Bottom Line: In addition, we searched putative RpoD-dependent genes based on these promoter elements on the whole genome sequence of phytoplasmas using in silico tools.The phytoplasmal RpoD seems to mediate the transcription of not only many housekeeping genes as the principal sigma factor, but also the virulence- and host-phytoplasma interaction-related genes exhibiting host-specific expression patterns.These results indicate that more complex mechanisms exist than previously thought regarding gene regulation enabling phytoplasmas to switch hosts.

View Article: PubMed Central - PubMed

Affiliation: Graduate School of Agricultural and Life Sciences, The University of Tokyo, 1-1-1 Yayoi, Bunkyo-ku, Tokyo, 113-8657, Japan.

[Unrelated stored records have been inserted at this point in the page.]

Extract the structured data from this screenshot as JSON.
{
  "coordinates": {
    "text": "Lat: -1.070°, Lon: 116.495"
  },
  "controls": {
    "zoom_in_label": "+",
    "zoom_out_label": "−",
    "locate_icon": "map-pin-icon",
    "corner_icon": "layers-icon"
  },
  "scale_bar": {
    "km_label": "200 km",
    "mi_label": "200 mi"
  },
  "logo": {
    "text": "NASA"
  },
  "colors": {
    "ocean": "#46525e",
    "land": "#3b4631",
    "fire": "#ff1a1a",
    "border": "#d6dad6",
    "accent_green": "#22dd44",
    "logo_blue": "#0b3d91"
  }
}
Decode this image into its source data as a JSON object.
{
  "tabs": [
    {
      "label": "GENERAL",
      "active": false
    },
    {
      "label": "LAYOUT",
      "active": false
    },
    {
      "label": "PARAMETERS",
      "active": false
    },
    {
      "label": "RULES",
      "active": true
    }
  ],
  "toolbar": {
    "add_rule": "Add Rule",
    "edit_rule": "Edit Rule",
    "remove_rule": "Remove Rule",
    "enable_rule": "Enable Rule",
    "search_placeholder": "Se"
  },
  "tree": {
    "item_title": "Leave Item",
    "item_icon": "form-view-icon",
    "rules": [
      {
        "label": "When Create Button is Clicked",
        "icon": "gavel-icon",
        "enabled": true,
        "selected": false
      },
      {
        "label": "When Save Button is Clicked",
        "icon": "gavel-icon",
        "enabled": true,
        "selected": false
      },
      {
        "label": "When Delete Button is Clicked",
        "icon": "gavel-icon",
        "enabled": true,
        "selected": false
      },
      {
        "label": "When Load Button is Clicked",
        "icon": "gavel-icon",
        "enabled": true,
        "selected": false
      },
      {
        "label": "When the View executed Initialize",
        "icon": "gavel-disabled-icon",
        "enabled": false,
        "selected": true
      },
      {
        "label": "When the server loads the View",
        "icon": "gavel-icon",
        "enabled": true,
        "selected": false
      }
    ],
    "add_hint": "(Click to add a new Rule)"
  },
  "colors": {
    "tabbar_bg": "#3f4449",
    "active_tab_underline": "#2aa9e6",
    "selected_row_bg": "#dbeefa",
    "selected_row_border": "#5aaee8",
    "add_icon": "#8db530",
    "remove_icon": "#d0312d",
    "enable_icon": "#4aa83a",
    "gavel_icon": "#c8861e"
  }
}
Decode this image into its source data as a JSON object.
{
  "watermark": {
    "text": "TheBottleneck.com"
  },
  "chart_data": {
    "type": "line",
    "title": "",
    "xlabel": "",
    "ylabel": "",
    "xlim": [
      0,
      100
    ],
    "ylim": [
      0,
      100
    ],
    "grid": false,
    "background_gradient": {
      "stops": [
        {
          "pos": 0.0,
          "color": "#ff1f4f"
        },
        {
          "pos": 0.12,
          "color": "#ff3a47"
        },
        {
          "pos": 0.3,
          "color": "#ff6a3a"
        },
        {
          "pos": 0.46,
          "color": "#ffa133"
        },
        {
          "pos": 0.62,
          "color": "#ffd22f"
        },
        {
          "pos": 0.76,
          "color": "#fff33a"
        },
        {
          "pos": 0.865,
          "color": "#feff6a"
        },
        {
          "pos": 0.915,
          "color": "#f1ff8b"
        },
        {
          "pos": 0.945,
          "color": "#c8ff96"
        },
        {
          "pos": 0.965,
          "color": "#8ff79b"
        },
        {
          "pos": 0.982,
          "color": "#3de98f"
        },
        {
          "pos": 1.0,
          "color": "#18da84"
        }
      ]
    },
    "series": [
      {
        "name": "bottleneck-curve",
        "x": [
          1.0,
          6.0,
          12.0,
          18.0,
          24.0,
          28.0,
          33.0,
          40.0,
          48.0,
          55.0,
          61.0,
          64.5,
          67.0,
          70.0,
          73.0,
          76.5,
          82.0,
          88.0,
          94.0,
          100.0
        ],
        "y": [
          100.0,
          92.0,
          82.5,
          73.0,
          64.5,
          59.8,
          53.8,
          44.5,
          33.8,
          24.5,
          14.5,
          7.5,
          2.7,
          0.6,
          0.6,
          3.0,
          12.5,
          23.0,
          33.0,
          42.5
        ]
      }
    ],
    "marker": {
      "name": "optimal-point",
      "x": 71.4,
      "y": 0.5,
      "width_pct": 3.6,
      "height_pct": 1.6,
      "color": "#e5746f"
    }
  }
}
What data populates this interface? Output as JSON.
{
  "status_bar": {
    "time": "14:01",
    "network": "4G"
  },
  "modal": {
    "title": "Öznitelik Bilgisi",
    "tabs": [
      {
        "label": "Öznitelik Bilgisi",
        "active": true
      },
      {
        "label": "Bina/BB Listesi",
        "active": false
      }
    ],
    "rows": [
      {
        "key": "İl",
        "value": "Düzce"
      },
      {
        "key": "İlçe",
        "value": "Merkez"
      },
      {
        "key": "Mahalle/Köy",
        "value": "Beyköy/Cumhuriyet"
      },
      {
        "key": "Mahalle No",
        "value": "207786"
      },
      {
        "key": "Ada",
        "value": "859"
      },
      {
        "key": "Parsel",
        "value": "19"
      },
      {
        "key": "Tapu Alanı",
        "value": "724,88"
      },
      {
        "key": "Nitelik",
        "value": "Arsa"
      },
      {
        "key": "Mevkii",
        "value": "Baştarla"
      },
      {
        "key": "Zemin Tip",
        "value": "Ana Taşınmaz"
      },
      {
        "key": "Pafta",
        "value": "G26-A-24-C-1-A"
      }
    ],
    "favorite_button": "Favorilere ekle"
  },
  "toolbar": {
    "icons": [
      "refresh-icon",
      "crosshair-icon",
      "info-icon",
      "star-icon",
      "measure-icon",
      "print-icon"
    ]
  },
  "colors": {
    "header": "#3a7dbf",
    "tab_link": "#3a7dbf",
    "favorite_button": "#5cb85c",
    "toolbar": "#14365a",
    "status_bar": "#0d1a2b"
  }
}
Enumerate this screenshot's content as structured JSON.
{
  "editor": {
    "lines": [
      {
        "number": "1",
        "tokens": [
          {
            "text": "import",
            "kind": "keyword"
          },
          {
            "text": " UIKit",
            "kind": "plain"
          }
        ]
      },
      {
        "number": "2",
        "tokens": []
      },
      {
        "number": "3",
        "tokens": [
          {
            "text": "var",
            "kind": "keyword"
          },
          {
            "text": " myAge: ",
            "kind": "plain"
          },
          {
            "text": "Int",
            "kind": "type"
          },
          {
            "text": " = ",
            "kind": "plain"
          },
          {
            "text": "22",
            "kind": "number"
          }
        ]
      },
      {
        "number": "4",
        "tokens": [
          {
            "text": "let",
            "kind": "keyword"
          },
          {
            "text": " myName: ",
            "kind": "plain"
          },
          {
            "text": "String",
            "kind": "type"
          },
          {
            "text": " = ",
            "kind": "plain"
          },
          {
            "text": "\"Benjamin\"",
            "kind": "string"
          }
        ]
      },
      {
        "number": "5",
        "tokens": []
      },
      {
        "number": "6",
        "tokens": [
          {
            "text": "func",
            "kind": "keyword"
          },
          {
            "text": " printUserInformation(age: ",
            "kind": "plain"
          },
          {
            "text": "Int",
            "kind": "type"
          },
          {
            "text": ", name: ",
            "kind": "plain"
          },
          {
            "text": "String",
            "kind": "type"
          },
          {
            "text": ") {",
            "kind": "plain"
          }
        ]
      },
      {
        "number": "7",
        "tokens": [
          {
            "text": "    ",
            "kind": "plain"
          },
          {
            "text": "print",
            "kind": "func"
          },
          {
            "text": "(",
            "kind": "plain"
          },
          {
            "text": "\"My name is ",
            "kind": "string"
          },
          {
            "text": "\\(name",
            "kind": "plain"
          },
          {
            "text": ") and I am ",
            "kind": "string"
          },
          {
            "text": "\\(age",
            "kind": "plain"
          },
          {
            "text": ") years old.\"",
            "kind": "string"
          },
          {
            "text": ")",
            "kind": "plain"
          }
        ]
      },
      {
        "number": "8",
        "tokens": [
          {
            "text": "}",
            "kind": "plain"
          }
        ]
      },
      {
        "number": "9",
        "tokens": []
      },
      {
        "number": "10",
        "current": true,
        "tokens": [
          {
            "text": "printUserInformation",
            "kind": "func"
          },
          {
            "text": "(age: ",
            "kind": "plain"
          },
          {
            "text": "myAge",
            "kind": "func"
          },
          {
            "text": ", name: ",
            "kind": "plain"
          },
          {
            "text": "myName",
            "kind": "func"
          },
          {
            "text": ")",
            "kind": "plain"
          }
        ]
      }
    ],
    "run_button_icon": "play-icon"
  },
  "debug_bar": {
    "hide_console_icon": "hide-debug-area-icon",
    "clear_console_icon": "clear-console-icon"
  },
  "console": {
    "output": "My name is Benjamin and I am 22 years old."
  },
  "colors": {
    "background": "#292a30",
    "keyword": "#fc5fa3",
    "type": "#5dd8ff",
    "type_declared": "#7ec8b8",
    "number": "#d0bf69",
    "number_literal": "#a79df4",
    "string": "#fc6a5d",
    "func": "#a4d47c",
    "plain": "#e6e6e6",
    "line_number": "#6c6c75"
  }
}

ABSTRACT
Phytoplasmas (class, Mollicutes) are insect-transmissible and plant-pathogenic bacteria that multiply intracellularly in both plants and insects through host switching. Our previous study revealed that phytoplasmal sigma factor rpoD of OY-M strain (rpoDOY) could be a key regulator of host switching, because the expression level of rpoDOY was higher in insect hosts than in plant hosts. In this study, we developed an in vitro transcription assay system to identify RpoDOY-dependent genes and the consensus promoter elements. The assay revealed that RpoDOY regulated some housekeeping, virulence, and host-phytoplasma interaction genes of OY-M strain. The upstream region of the transcription start sites of these genes contained conserved -35 and -10 promoter sequences, which were similar to the typical bacterial RpoD-dependent promoter elements, while the -35 promoter elements were variable. In addition, we searched putative RpoD-dependent genes based on these promoter elements on the whole genome sequence of phytoplasmas using in silico tools. The phytoplasmal RpoD seems to mediate the transcription of not only many housekeeping genes as the principal sigma factor, but also the virulence- and host-phytoplasma interaction-related genes exhibiting host-specific expression patterns. These results indicate that more complex mechanisms exist than previously thought regarding gene regulation enabling phytoplasmas to switch hosts.

No MeSH data available.


Related in: MedlinePlus